The court record is a welter of languages, names, varying interpretations, documents from the colonial and federal periods, and recollections of events that transpired in the mid-1800s. Given the region’s legal and cultural conventions in 1917, arguments centered on whether the Houma plaintiff had any record of Black lineage, which would have excluded his children from white schools in Terrebonne Parish. Unable to prove its initial claim that H. L. Billiot had African ancestry, the school board changed tactics and focused on his wife, Celasie Frederick Billiot. Testimony hinged on her maternal grandfather, Etienne (“King”) Billiot Jr., and whether his paternal grandmother was Spanish and therefore legally white, as claimed in records, or whether she was of African ancestry.
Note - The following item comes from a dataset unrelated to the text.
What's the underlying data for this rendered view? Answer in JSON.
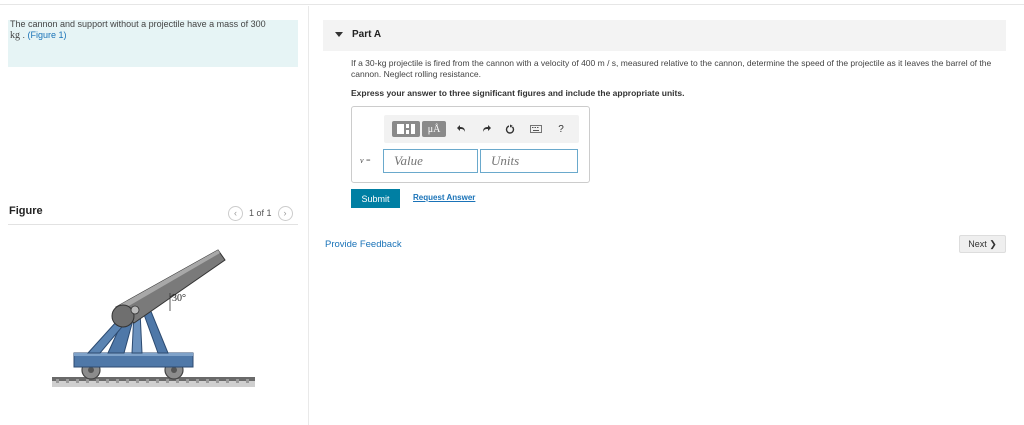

Thus, Harry, Paul, and Walter would enter Falgout School or be denied admission based on the racial or ethnic status of their great-great-great-grandmother.


On March 26, 1917, the judge ruled for the Terrebonne Parish School Board. That both H. L. and Celasie Billiot were of mixed Native American and white ancestry was freely acknowledged throughout the trial. More importantly, while lawyers could not prove that King Billiot had African ancestry, they argued that he might have had African ancestry, an insurmountable barrier in the Jim Crow era. Billiot filed an appeal the same day, and in April 1918 the Louisiana Supreme Court ruled that damages did not meet the $2,000 minimum required for it to hear the case. The court based its decision on lost education and that each child’s schooling would have cost approximately $10 a month. For legal purposes, the Billiots were no longer members of the Houma Nation but were now classed as African American.


As part of the historical literature on Indigenous people in the Southeast, H. L. Billiot v. Terrebonne Parish School Board is not unique to the Houma Nation. On the contrary, the case fits squarely within a body of federal, state, and local decisions in which the dominant culture assigned racial and ethnic status to a tribe. However, Houmas view this case as very personal to them. First, it showed how a prominent tribal elder could be publicly humiliated when he went against the legal and social structures of Jim Crow Louisiana. H. L. Billiot was educated, a property owner, enjoyed the respect of Houma and non-Native communities, and supported his sons’ schooling. For those who wanted Indigenous people to gradually blend into the dominant culture, Billiot seemed to be the ultimate success story, but all his qualities counted for nothing. Moreover, the ruling devastated the rest of the tribe given its intricate and tightly woven kinship systems. The decision that Billiot’s children probably had African ancestry and were trying to pass themselves as Native American affected not only his immediate family but also the rest of the Houma Nation, effectively blocking them all from white schools. For their part, Houmas refused to attend Black schools, not because they disdained Black people but because to attend those schools would have meant relinquishing their Houma identity and seemingly giving credence to their oppressors’ determination. Though some private organizations stepped in to provide small schools that usually stopped at the sixth grade, Houmas in Terrebonne Parish did not gain access to high-quality public education until March 1963, after a ruling in Naquin v. Terrebonne Parish School Board.